Even the Sunday School manual concurs, backing up the position with a quote by Marion G. Romney:
Note that adultery is a serious sin, but David forfeited his exaltation because the Lord held him accountable for the murder of Uriah.
President Marion G. Romney said: “David, … though highly favored of the Lord (he was, in fact, referred to as a man after God’s own heart), yielded to temptation. His unchastity led to murder, and as a consequence, he lost his families and his exaltation” (in Conference Report, Apr. 1979, 60; or Ensign, May 1979, 42).
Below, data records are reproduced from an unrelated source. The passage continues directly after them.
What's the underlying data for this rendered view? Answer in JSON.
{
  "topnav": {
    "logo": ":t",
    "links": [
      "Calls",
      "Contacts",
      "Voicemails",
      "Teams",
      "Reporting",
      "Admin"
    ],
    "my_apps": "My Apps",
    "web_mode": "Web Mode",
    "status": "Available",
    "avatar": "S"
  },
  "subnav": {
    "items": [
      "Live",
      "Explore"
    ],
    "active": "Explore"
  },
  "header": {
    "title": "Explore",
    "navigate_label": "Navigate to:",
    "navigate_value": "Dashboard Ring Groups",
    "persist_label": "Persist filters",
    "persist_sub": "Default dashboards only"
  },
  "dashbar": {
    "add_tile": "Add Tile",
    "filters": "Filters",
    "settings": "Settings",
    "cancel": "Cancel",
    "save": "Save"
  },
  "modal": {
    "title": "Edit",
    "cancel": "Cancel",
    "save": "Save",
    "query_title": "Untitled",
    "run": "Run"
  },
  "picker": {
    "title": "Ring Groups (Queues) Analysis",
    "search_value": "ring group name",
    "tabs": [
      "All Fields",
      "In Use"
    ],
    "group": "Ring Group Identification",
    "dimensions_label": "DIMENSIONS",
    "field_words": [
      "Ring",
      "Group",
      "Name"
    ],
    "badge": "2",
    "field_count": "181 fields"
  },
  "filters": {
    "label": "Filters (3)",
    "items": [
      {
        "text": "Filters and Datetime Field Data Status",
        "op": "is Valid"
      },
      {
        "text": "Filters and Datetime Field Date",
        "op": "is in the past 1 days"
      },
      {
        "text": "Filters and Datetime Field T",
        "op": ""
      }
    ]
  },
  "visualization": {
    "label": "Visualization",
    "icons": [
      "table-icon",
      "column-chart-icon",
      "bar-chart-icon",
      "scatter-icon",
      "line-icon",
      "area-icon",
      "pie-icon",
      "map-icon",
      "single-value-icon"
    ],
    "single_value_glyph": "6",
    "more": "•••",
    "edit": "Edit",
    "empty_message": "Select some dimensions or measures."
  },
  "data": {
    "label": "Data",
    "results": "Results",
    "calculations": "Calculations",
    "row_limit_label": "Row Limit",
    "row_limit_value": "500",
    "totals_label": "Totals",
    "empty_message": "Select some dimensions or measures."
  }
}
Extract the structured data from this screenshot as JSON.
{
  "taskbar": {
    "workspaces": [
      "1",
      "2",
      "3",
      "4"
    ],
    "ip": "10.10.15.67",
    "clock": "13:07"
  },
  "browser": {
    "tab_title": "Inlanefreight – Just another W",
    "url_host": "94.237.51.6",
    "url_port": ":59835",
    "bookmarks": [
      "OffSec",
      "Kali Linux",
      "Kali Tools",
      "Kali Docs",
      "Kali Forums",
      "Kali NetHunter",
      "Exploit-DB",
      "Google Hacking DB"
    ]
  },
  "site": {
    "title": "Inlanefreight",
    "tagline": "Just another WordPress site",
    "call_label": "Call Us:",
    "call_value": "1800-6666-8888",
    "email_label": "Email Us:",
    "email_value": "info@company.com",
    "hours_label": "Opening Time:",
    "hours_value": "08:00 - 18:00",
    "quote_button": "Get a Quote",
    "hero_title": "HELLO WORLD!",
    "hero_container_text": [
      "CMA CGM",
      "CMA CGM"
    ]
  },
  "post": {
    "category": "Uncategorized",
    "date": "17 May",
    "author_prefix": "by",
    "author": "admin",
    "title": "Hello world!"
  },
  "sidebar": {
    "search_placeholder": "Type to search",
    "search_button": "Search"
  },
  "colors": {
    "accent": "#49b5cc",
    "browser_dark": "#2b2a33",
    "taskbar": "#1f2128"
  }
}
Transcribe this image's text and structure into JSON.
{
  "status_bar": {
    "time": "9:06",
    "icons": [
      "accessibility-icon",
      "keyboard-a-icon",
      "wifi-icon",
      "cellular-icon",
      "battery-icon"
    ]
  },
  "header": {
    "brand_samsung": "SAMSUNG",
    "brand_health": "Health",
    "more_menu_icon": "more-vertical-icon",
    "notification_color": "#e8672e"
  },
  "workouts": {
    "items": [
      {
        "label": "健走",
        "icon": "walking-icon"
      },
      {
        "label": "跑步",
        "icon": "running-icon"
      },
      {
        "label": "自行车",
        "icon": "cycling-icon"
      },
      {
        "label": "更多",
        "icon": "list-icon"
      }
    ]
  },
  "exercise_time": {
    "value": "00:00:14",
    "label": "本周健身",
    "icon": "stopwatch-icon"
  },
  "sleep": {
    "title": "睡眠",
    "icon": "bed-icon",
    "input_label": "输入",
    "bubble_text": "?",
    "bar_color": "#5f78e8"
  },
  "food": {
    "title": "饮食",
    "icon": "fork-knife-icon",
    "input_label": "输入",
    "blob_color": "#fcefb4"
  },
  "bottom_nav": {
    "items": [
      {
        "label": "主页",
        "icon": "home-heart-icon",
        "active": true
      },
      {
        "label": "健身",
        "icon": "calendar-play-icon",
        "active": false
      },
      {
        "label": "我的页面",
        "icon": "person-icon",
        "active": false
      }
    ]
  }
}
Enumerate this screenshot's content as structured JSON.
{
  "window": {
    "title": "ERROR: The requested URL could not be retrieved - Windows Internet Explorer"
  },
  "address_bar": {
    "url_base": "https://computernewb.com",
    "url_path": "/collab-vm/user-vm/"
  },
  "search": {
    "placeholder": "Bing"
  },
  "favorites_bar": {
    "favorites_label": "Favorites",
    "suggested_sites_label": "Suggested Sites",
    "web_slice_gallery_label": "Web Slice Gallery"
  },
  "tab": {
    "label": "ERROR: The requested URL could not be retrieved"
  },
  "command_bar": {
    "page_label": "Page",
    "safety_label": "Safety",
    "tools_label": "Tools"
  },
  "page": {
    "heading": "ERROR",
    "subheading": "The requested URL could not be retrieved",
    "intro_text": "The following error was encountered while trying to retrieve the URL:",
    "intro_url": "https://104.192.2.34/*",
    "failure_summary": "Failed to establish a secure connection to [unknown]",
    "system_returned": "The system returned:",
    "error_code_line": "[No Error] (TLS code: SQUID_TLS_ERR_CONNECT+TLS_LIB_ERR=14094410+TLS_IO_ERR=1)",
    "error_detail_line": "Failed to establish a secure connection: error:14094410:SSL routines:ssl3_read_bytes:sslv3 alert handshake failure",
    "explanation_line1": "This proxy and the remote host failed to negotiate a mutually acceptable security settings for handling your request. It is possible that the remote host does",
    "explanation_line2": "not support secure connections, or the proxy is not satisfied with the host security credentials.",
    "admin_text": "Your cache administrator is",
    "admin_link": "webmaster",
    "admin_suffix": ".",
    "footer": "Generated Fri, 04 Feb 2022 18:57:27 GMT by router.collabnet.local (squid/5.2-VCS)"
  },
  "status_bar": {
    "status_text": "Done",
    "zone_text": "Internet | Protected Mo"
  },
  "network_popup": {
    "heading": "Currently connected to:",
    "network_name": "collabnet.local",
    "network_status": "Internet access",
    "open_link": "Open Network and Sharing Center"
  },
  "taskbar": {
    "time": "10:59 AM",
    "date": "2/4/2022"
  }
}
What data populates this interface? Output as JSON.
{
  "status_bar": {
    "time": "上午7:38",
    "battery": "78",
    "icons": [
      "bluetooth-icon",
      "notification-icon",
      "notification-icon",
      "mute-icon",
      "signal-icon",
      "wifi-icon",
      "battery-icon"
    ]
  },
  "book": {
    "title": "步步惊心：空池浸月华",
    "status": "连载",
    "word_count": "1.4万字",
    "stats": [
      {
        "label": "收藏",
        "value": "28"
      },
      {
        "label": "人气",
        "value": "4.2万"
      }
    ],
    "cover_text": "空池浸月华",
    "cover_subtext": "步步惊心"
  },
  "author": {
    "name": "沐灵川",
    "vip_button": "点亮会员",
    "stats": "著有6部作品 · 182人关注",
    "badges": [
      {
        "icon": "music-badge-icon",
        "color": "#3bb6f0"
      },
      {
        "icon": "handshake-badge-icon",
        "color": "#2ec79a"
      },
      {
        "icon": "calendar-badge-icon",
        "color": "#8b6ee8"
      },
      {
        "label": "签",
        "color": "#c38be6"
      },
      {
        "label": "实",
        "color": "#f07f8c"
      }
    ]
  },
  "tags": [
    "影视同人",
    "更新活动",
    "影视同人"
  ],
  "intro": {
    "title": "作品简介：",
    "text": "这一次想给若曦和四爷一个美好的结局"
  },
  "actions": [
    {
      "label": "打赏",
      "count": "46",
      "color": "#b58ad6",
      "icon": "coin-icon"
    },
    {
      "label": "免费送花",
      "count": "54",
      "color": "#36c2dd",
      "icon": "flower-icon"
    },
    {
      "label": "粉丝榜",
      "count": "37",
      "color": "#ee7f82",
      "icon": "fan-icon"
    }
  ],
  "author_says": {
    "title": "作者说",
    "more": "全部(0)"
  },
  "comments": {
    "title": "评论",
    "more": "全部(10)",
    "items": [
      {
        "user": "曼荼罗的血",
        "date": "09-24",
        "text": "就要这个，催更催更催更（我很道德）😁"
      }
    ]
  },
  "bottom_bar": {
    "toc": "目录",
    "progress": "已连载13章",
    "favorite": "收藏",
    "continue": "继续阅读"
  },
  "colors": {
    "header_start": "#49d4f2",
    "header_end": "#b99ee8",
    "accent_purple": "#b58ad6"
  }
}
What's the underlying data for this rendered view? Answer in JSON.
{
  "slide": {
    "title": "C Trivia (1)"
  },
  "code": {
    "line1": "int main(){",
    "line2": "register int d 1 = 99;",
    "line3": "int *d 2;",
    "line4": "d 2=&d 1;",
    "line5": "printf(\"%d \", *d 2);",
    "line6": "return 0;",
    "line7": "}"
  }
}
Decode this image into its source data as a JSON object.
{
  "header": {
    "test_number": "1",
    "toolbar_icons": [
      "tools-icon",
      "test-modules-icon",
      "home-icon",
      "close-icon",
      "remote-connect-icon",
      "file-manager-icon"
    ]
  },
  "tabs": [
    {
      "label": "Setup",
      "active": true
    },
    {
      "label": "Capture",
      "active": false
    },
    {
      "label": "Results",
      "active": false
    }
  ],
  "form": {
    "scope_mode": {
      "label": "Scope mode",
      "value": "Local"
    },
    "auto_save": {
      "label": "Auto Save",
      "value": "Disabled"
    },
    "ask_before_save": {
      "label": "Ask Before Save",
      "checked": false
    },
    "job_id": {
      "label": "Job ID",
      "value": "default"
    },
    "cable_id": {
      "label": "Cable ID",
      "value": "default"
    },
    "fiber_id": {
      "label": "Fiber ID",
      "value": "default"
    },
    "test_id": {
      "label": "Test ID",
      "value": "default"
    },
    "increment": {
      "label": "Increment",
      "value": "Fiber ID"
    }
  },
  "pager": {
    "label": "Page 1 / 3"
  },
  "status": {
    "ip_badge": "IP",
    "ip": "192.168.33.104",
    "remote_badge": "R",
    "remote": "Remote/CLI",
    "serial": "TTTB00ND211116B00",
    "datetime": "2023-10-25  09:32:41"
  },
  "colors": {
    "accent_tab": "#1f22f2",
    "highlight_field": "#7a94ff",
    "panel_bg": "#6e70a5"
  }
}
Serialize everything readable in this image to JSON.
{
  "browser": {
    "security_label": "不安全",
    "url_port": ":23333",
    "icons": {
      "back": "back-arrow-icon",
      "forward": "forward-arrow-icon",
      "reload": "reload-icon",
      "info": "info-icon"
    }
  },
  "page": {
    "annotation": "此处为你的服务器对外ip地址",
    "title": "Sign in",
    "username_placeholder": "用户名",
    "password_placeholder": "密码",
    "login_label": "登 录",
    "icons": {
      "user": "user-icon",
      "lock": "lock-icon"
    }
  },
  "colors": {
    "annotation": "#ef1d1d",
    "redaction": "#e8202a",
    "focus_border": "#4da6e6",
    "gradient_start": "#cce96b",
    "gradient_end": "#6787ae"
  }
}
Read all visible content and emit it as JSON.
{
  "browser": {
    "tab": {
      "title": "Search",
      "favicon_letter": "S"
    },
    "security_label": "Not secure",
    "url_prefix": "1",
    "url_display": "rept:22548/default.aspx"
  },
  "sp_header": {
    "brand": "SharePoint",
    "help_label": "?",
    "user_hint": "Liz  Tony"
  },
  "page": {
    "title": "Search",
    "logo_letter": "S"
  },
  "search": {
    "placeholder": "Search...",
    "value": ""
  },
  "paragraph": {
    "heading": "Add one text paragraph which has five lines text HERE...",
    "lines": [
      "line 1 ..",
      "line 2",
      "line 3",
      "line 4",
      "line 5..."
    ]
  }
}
The LDS stance that King David was unable to be completely forgiven despite his obvious and sincere repentance has greatly bothered me. Most other Christian churches teach that the atonement was active in David’s case, wholly cleansing him from all of his sins. But the Mormon church does not. That the fallen condition of David is so pervasively taught in LDS scripture, General Authority addresses, and curriculum materials lends credence to the doctrine of blood atonement as taught in the past. In such cases, the Savior’s sacrifice is insufficient to cleanse transgressors from certain sins such as murder. I witnessed one of the ramifications in Church policy when an investigator friend of mine in college was denied baptism into the Church because she had previously had an abortion.
I am curious to know the opinion of our readers on this subject. First, do you feel the recent official statement above reflects an honest articulation of the teachings of the Church on Blood Atonement? Next, do you think that David lost his exaltation, and if so, does this place limits on the effects of Christ’s Atonement?